[What the exercise asks]:
Copy the records exactly. Include every line.

[Information]:
────────────────────
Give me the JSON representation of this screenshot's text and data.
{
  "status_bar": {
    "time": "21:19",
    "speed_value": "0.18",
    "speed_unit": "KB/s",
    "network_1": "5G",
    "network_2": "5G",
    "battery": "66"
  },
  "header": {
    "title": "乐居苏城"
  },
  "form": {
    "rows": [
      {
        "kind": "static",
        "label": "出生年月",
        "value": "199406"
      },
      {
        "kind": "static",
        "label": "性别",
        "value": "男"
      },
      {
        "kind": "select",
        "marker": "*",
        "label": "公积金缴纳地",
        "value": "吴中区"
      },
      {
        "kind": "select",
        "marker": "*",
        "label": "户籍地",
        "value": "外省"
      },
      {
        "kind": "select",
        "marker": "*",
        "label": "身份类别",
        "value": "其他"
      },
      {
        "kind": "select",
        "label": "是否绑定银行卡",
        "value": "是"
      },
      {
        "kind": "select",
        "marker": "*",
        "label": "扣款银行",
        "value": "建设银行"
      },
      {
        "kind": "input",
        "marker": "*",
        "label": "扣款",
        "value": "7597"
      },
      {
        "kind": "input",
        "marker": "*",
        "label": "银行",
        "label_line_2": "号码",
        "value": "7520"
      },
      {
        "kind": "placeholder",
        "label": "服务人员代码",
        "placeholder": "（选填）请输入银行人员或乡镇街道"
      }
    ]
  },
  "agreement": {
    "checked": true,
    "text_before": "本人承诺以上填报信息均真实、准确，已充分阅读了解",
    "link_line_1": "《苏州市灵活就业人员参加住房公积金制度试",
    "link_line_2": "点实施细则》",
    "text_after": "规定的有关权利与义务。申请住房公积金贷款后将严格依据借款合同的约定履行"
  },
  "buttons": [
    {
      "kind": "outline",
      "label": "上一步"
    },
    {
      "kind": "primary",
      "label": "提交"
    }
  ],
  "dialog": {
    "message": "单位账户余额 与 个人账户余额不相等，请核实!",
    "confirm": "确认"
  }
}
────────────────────
[Result for this exercise]:
Give me the JSON representation of this screenshot's text and data.
{
  "status_bar": {
    "time": "21:19",
    "speed_value": "0.18",
    "speed_unit": "KB/s",
    "network_1": "5G",
    "network_2": "5G",
    "battery": "66"
  },
  "header": {
    "title": "乐居苏城"
  },
  "form": {
    "rows": [
      {
        "kind": "static",
        "label": "出生年月",
        "value": "199406"
      },
      {
        "kind": "static",
        "label": "性别",
        "value": "男"
      },
      {
        "kind": "select",
        "marker": "*",
        "label": "公积金缴纳地",
        "value": "吴中区"
      },
      {
        "kind": "select",
        "marker": "*",
        "label": "户籍地",
        "value": "外省"
      },
      {
        "kind": "select",
        "marker": "*",
        "label": "身份类别",
        "value": "其他"
      },
      {
        "kind": "select",
        "label": "是否绑定银行卡",
        "value": "是"
      },
      {
        "kind": "select",
        "marker": "*",
        "label": "扣款银行",
        "value": "建设银行"
      },
      {
        "kind": "input",
        "marker": "*",
        "label": "扣款",
        "value": "7597"
      },
      {
        "kind": "input",
        "marker": "*",
        "label": "银行",
        "label_line_2": "号码",
        "value": "7520"
      },
      {
        "kind": "placeholder",
        "label": "服务人员代码",
        "placeholder": "（选填）请输入银行人员或乡镇街道"
      }
    ]
  },
  "agreement": {
    "checked": true,
    "text_before": "本人承诺以上填报信息均真实、准确，已充分阅读了解",
    "link_line_1": "《苏州市灵活就业人员参加住房公积金制度试",
    "link_line_2": "点实施细则》",
    "text_after": "规定的有关权利与义务。申请住房公积金贷款后将严格依据借款合同的约定履行"
  },
  "buttons": [
    {
      "kind": "outline",
      "label": "上一步"
    },
    {
      "kind": "primary",
      "label": "提交"
    }
  ],
  "dialog": {
    "message": "单位账户余额 与 个人账户余额不相等，请核实!",
    "confirm": "确认"
  }
}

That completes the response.